Jean-Honoré Fragonard Paintings


Fragonard’s paintings were able to depict certain erotic symbols that his fellow artists and peers would be able to decipher easily yet were created with multiple levels of interpretation.

early training

After failing his apprenticeship with a notary, he decided to pursue art. He experienced success at a rather early time in his career.

mature period

 By the end of the 1760s, Fragonard’s artworks had started to receive scathing criticism from writers and fellow artists alike who saw him as a sell-out who had no other intention but to make money and was wasting his talents.

mature period

The young French painter had only been at the Academy for a few years before his art style started to ruffle the feathers of the faculty.

late period

In his later years, the French painter focused on creating cabinet paintings for the public market that were highly valued.

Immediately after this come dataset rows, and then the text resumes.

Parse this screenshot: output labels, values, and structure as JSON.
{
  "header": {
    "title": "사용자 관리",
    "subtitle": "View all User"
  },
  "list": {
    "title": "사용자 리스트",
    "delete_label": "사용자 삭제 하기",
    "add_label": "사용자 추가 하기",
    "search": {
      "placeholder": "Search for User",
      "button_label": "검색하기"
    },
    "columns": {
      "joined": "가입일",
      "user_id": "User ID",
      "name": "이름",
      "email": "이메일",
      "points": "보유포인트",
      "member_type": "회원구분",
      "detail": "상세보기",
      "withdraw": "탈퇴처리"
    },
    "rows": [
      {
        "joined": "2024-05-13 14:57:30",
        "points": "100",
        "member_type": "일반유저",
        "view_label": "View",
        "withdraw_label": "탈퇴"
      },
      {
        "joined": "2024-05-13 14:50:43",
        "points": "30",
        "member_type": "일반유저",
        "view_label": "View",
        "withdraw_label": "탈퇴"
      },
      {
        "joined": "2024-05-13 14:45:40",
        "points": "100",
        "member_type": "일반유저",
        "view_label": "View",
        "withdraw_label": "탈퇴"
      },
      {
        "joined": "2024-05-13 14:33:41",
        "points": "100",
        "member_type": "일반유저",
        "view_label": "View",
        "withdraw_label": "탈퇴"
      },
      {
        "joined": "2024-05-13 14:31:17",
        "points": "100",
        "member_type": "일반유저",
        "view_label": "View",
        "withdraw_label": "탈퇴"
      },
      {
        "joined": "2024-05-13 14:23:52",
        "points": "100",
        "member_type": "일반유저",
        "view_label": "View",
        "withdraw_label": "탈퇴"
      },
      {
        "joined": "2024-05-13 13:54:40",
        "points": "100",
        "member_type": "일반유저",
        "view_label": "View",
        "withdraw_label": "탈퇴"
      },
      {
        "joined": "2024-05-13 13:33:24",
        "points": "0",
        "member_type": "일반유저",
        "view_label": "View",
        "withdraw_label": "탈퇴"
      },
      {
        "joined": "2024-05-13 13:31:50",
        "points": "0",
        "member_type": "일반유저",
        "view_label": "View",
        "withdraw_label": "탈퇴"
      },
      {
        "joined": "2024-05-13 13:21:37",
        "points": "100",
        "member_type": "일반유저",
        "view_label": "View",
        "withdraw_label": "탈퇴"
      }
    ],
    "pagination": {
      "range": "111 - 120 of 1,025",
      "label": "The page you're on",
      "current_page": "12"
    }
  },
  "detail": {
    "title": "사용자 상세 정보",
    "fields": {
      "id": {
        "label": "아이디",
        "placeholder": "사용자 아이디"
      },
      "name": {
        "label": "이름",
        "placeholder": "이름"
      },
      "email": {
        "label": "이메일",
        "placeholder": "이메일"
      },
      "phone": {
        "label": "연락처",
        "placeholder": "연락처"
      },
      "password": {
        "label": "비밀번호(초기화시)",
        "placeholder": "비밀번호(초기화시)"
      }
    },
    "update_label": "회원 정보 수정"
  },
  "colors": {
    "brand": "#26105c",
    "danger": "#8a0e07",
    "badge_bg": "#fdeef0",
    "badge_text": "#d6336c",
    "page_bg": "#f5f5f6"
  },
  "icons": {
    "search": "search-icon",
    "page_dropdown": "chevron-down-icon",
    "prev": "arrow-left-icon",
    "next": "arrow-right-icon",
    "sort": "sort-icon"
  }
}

At the time, this move to a public audience was regarded as unusual for an artist of his stature.


During his career, the style of Fragonard’s paintings influenced many contemporaneous fellow artists, yet none of them were able to reach anywhere near Fragonard’s level of artistry.


Fragonard’s artworks dealt with themes of the male gaze and gender roles, which were regarded as out of fashion for many years, have once again become relevant in today’s society.

art style

Fragonard’s paintings were regarded as unique in their ability to display a sense of heightened drama through his use of specific settings and scenarios.

notable artworks

Some of Fragonard’s most famous paintings include The Seesaw (1752), The Bathers (1965), The Swing (1767), and The Writer (1769), among other works.